* What needs to be done
One exact copy of the listing is needed. It should contain no pictures.

* Data in this exercise
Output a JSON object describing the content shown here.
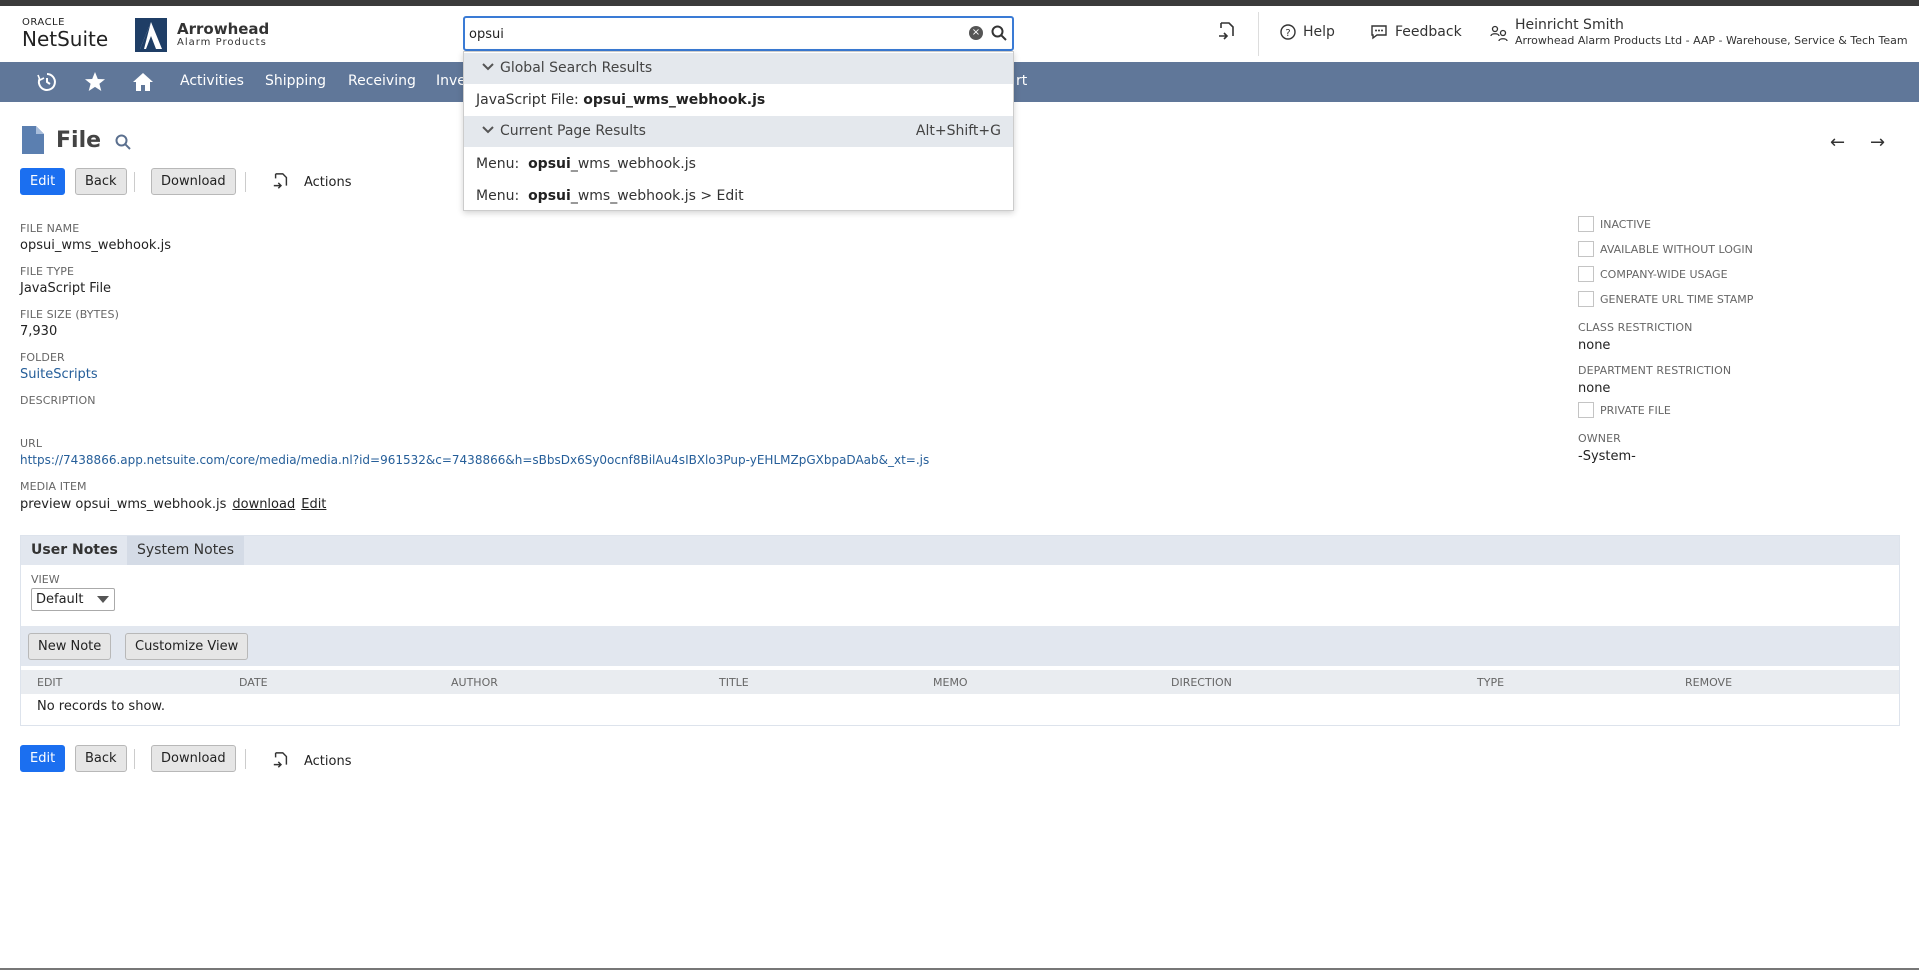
{
  "brand": {
    "oracle": "ORACLE",
    "netsuite": "NetSuite",
    "company_name": "Arrowhead",
    "company_sub": "Alarm Products"
  },
  "search": {
    "value": "opsui"
  },
  "header": {
    "help": "Help",
    "feedback": "Feedback",
    "user_name": "Heinricht Smith",
    "user_role": "Arrowhead Alarm Products Ltd - AAP - Warehouse, Service & Tech Team"
  },
  "nav": {
    "items": [
      "Activities",
      "Shipping",
      "Receiving",
      "Inve",
      "rt"
    ]
  },
  "dropdown": {
    "global_title": "Global Search Results",
    "global_item_prefix": "JavaScript File: ",
    "global_item_bold": "opsui_wms_webhook.js",
    "current_title": "Current Page Results",
    "current_shortcut": "Alt+Shift+G",
    "item1_prefix": "Menu: ",
    "item1_bold": "opsui",
    "item1_rest": "_wms_webhook.js",
    "item2_prefix": "Menu: ",
    "item2_bold": "opsui",
    "item2_rest": "_wms_webhook.js > Edit"
  },
  "page": {
    "title": "File"
  },
  "toolbar": {
    "edit": "Edit",
    "back": "Back",
    "download": "Download",
    "actions": "Actions"
  },
  "fields": {
    "file_name_label": "FILE NAME",
    "file_name": "opsui_wms_webhook.js",
    "file_type_label": "FILE TYPE",
    "file_type": "JavaScript File",
    "file_size_label": "FILE SIZE (BYTES)",
    "file_size": "7,930",
    "folder_label": "FOLDER",
    "folder": "SuiteScripts",
    "description_label": "DESCRIPTION",
    "url_label": "URL",
    "url": "https://7438866.app.netsuite.com/core/media/media.nl?id=961532&c=7438866&h=sBbsDx6Sy0ocnf8BilAu4sIBXlo3Pup-yEHLMZpGXbpaDAab&_xt=.js",
    "media_item_label": "MEDIA ITEM",
    "media_preview": "preview opsui_wms_webhook.js",
    "media_download": "download",
    "media_edit": "Edit"
  },
  "right_fields": {
    "inactive": "INACTIVE",
    "available_without_login": "AVAILABLE WITHOUT LOGIN",
    "company_wide_usage": "COMPANY-WIDE USAGE",
    "generate_url_time_stamp": "GENERATE URL TIME STAMP",
    "class_restriction_label": "CLASS RESTRICTION",
    "class_restriction": "none",
    "department_restriction_label": "DEPARTMENT RESTRICTION",
    "department_restriction": "none",
    "private_file": "PRIVATE FILE",
    "owner_label": "OWNER",
    "owner": "-System-"
  },
  "notes": {
    "tab_user": "User Notes",
    "tab_system": "System Notes",
    "view_label": "VIEW",
    "view_value": "Default",
    "new_note": "New Note",
    "customize_view": "Customize View",
    "columns": [
      "EDIT",
      "DATE",
      "AUTHOR",
      "TITLE",
      "MEMO",
      "DIRECTION",
      "TYPE",
      "REMOVE"
    ],
    "empty": "No records to show."
  },
  "colors": {
    "nav_bg": "#607799",
    "primary_button": "#1b6ff0",
    "link": "#255e99"
  }
}
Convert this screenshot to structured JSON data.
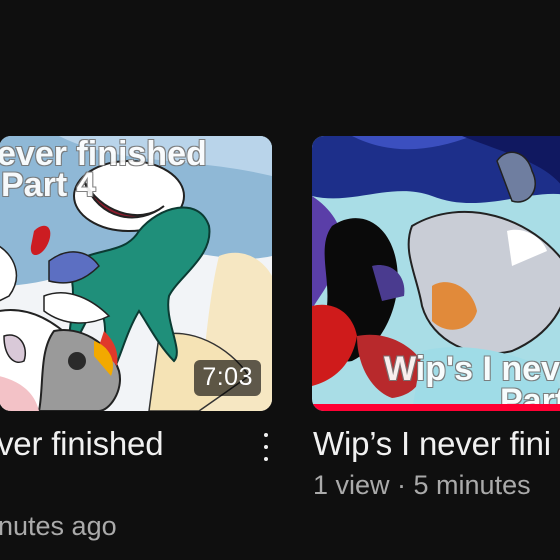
{
  "videos": [
    {
      "thumbnail_text": [
        "ever finished",
        "Part 4"
      ],
      "duration": "7:03",
      "title": "ver finished",
      "meta": "nutes ago",
      "menu_icon": "more-vert-icon"
    },
    {
      "thumbnail_text": [
        "Wip's I neve",
        "Part"
      ],
      "watched_progress": 1.0,
      "title": "Wip’s I never fini",
      "meta": "1 view · 5 minutes"
    }
  ],
  "colors": {
    "background": "#0f0f0f",
    "title_text": "#f1f1f1",
    "meta_text": "#aaaaaa",
    "progress": "#ff0033"
  }
}
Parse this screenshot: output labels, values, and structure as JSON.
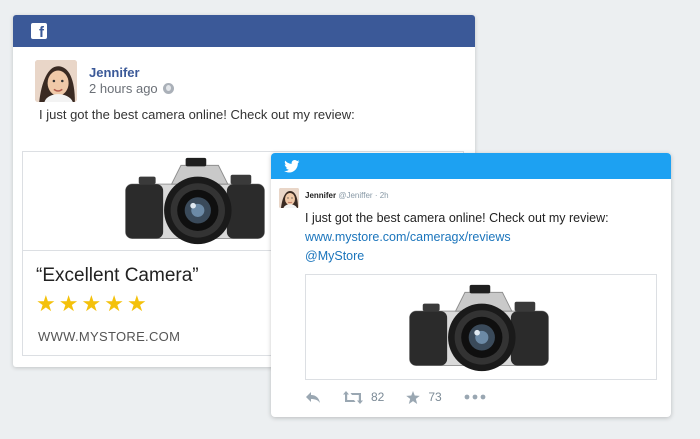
{
  "facebook": {
    "logo_letter": "f",
    "author": "Jennifer",
    "timestamp": "2 hours ago",
    "post_text": "I just got the best camera online! Check out my review:",
    "review_title": "“Excellent Camera”",
    "stars": 5,
    "star_glyph": "★",
    "domain": "WWW.MYSTORE.COM",
    "brand_color": "#3b5998"
  },
  "twitter": {
    "author": "Jennifer",
    "handle": "@Jeniffer",
    "separator": "·",
    "time": "2h",
    "tweet_text": "I just got the best camera online! Check out my review:",
    "link": "www.mystore.com/cameragx/reviews",
    "mention": "@MyStore",
    "retweet_count": "82",
    "favorite_count": "73",
    "brand_color": "#1da1f2",
    "link_color": "#1b75bc"
  },
  "icons": {
    "facebook_logo": "facebook-logo-icon",
    "twitter_logo": "twitter-bird-icon",
    "privacy": "globe-icon",
    "reply": "reply-icon",
    "retweet": "retweet-icon",
    "favorite": "star-icon",
    "more": "more-icon"
  }
}
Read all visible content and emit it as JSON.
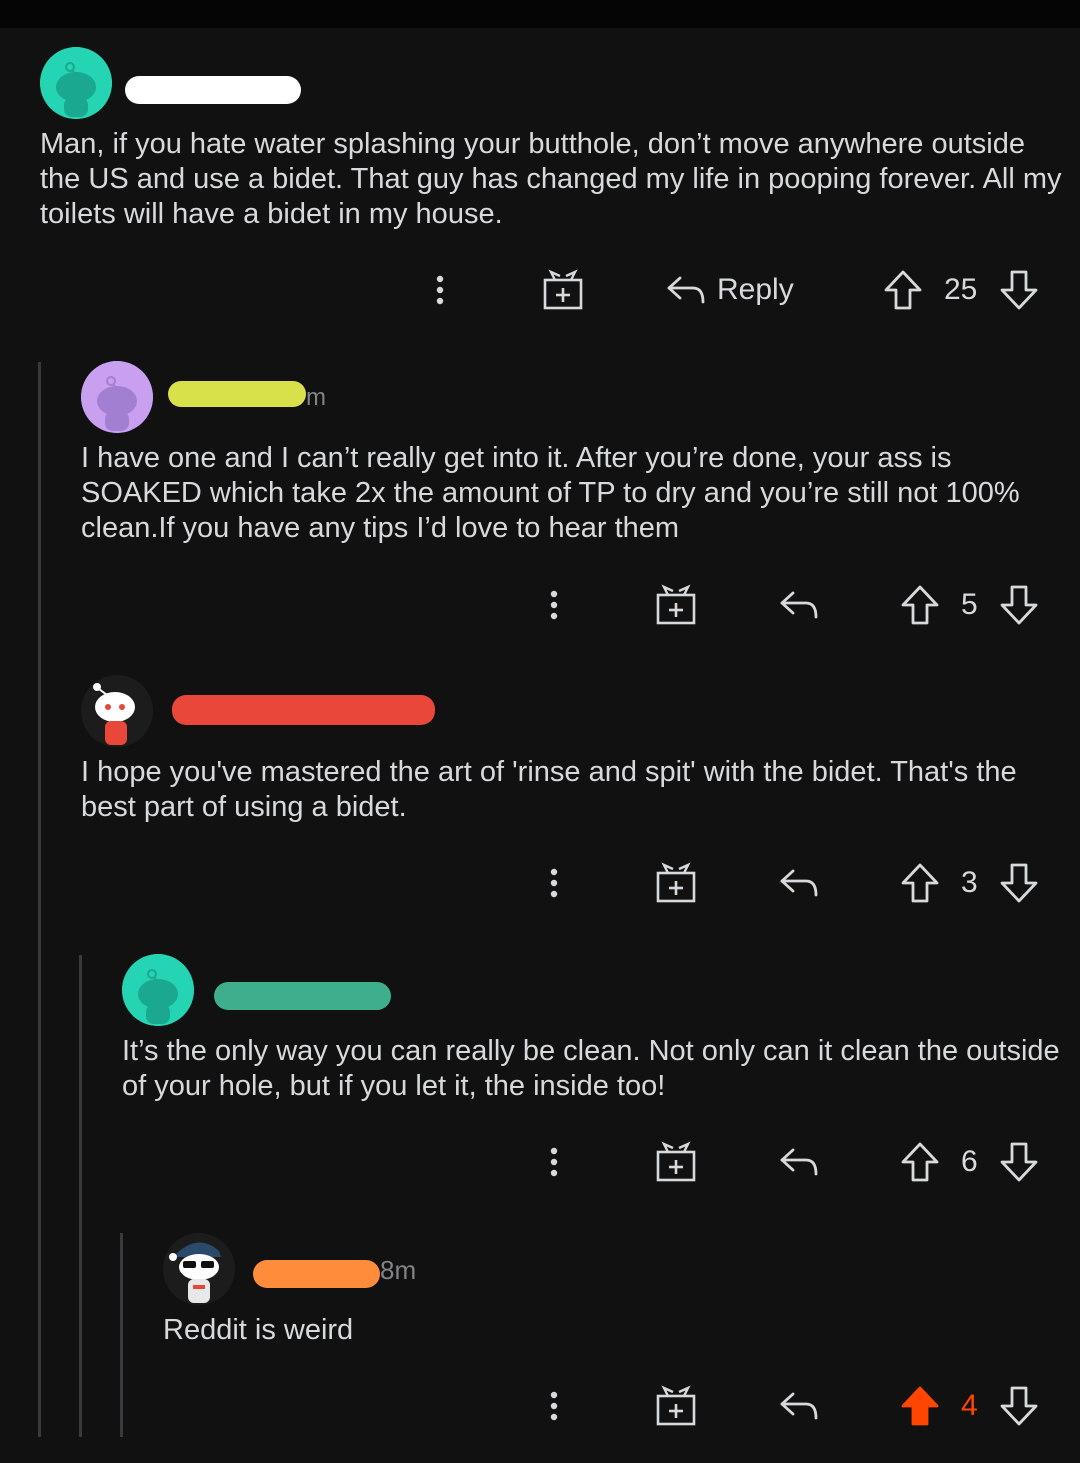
{
  "comments": [
    {
      "text": "Man, if you hate water splashing your butthole, don’t move anywhere outside the US and use a bidet. That guy has changed my life in pooping forever. All my toilets will have a bidet in my house.",
      "age": "",
      "reply_label": "Reply",
      "score": "25",
      "avatar_color": "#24d4b3",
      "redaction_color": "#ffffff"
    },
    {
      "text": "I have one and I can’t really get into it. After you’re done, your ass is SOAKED which take 2x the amount of TP to dry and you’re still not 100% clean.If you have any tips I’d love to hear them",
      "age": "m",
      "score": "5",
      "avatar_color": "#c9a0f0",
      "redaction_color": "#d8e04a"
    },
    {
      "text": "I hope you've mastered the art of 'rinse and spit' with the bidet. That's the best part of using a bidet.",
      "age": "",
      "score": "3",
      "avatar_color": "#1c1c1c",
      "redaction_color": "#e8473a"
    },
    {
      "text": "It’s the only way you can really be clean. Not only can it clean the outside of your hole, but if you let it, the inside too!",
      "age": "",
      "score": "6",
      "avatar_color": "#24d4b3",
      "redaction_color": "#3fae8c"
    },
    {
      "text": "Reddit is weird",
      "age": "8m",
      "score": "4",
      "upvoted": true,
      "avatar_color": "#1c1c1c",
      "redaction_color": "#ff8c3a"
    }
  ],
  "colors": {
    "background": "#111111",
    "upvote_active": "#ff4500",
    "thread_line": "#3a3a3c"
  },
  "icons": [
    "more-options-icon",
    "gift-award-icon",
    "reply-arrow-icon",
    "upvote-arrow-icon",
    "downvote-arrow-icon"
  ]
}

* Exercise answer
Output a JSON object describing the content shown here.
{
  "brand": {
    "oracle": "ORACLE",
    "netsuite": "NetSuite",
    "company_name": "Arrowhead",
    "company_sub": "Alarm Products"
  },
  "search": {
    "value": "opsui"
  },
  "header": {
    "help": "Help",
    "feedback": "Feedback",
    "user_name": "Heinricht Smith",
    "user_role": "Arrowhead Alarm Products Ltd - AAP - Warehouse, Service & Tech Team"
  },
  "nav": {
    "items": [
      "Activities",
      "Shipping",
      "Receiving",
      "Inve",
      "rt"
    ]
  },
  "dropdown": {
    "global_title": "Global Search Results",
    "global_item_prefix": "JavaScript File: ",
    "global_item_bold": "opsui_wms_webhook.js",
    "current_title": "Current Page Results",
    "current_shortcut": "Alt+Shift+G",
    "item1_prefix": "Menu: ",
    "item1_bold": "opsui",
    "item1_rest": "_wms_webhook.js",
    "item2_prefix": "Menu: ",
    "item2_bold": "opsui",
    "item2_rest": "_wms_webhook.js > Edit"
  },
  "page": {
    "title": "File"
  },
  "toolbar": {
    "edit": "Edit",
    "back": "Back",
    "download": "Download",
    "actions": "Actions"
  },
  "fields": {
    "file_name_label": "FILE NAME",
    "file_name": "opsui_wms_webhook.js",
    "file_type_label": "FILE TYPE",
    "file_type": "JavaScript File",
    "file_size_label": "FILE SIZE (BYTES)",
    "file_size": "7,930",
    "folder_label": "FOLDER",
    "folder": "SuiteScripts",
    "description_label": "DESCRIPTION",
    "url_label": "URL",
    "url": "https://7438866.app.netsuite.com/core/media/media.nl?id=961532&c=7438866&h=sBbsDx6Sy0ocnf8BilAu4sIBXlo3Pup-yEHLMZpGXbpaDAab&_xt=.js",
    "media_item_label": "MEDIA ITEM",
    "media_preview": "preview opsui_wms_webhook.js",
    "media_download": "download",
    "media_edit": "Edit"
  },
  "right_fields": {
    "inactive": "INACTIVE",
    "available_without_login": "AVAILABLE WITHOUT LOGIN",
    "company_wide_usage": "COMPANY-WIDE USAGE",
    "generate_url_time_stamp": "GENERATE URL TIME STAMP",
    "class_restriction_label": "CLASS RESTRICTION",
    "class_restriction": "none",
    "department_restriction_label": "DEPARTMENT RESTRICTION",
    "department_restriction": "none",
    "private_file": "PRIVATE FILE",
    "owner_label": "OWNER",
    "owner": "-System-"
  },
  "notes": {
    "tab_user": "User Notes",
    "tab_system": "System Notes",
    "view_label": "VIEW",
    "view_value": "Default",
    "new_note": "New Note",
    "customize_view": "Customize View",
    "columns": [
      "EDIT",
      "DATE",
      "AUTHOR",
      "TITLE",
      "MEMO",
      "DIRECTION",
      "TYPE",
      "REMOVE"
    ],
    "empty": "No records to show."
  },
  "colors": {
    "nav_bg": "#607799",
    "primary_button": "#1b6ff0",
    "link": "#255e99"
  }
}
Convert this screenshot to structured JSON data.
{
  "videos": [
    {
      "thumbnail_text": [
        "ever finished",
        "Part 4"
      ],
      "duration": "7:03",
      "title": "ver finished",
      "meta": "nutes ago",
      "menu_icon": "more-vert-icon"
    },
    {
      "thumbnail_text": [
        "Wip's I neve",
        "Part"
      ],
      "watched_progress": 1.0,
      "title": "Wip’s I never fini",
      "meta": "1 view · 5 minutes"
    }
  ],
  "colors": {
    "background": "#0f0f0f",
    "title_text": "#f1f1f1",
    "meta_text": "#aaaaaa",
    "progress": "#ff0033"
  }
}
Parse this screenshot: output labels, values, and structure as JSON.
{
  "facebook": {
    "logo_letter": "f",
    "author": "Jennifer",
    "timestamp": "2 hours ago",
    "post_text": "I just got the best camera online! Check out my review:",
    "review_title": "“Excellent Camera”",
    "stars": 5,
    "star_glyph": "★",
    "domain": "WWW.MYSTORE.COM",
    "brand_color": "#3b5998"
  },
  "twitter": {
    "author": "Jennifer",
    "handle": "@Jeniffer",
    "separator": "·",
    "time": "2h",
    "tweet_text": "I just got the best camera online! Check out my review:",
    "link": "www.mystore.com/cameragx/reviews",
    "mention": "@MyStore",
    "retweet_count": "82",
    "favorite_count": "73",
    "brand_color": "#1da1f2",
    "link_color": "#1b75bc"
  },
  "icons": {
    "facebook_logo": "facebook-logo-icon",
    "twitter_logo": "twitter-bird-icon",
    "privacy": "globe-icon",
    "reply": "reply-icon",
    "retweet": "retweet-icon",
    "favorite": "star-icon",
    "more": "more-icon"
  }
}
Read all visible content and emit it as JSON.
{
  "comments": [
    {
      "text": "Man, if you hate water splashing your butthole, don’t move anywhere outside the US and use a bidet. That guy has changed my life in pooping forever. All my toilets will have a bidet in my house.",
      "age": "",
      "reply_label": "Reply",
      "score": "25",
      "avatar_color": "#24d4b3",
      "redaction_color": "#ffffff"
    },
    {
      "text": "I have one and I can’t really get into it. After you’re done, your ass is SOAKED which take 2x the amount of TP to dry and you’re still not 100% clean.If you have any tips I’d love to hear them",
      "age": "m",
      "score": "5",
      "avatar_color": "#c9a0f0",
      "redaction_color": "#d8e04a"
    },
    {
      "text": "I hope you've mastered the art of 'rinse and spit' with the bidet. That's the best part of using a bidet.",
      "age": "",
      "score": "3",
      "avatar_color": "#1c1c1c",
      "redaction_color": "#e8473a"
    },
    {
      "text": "It’s the only way you can really be clean. Not only can it clean the outside of your hole, but if you let it, the inside too!",
      "age": "",
      "score": "6",
      "avatar_color": "#24d4b3",
      "redaction_color": "#3fae8c"
    },
    {
      "text": "Reddit is weird",
      "age": "8m",
      "score": "4",
      "upvoted": true,
      "avatar_color": "#1c1c1c",
      "redaction_color": "#ff8c3a"
    }
  ],
  "colors": {
    "background": "#111111",
    "upvote_active": "#ff4500",
    "thread_line": "#3a3a3c"
  },
  "icons": [
    "more-options-icon",
    "gift-award-icon",
    "reply-arrow-icon",
    "upvote-arrow-icon",
    "downvote-arrow-icon"
  ]
}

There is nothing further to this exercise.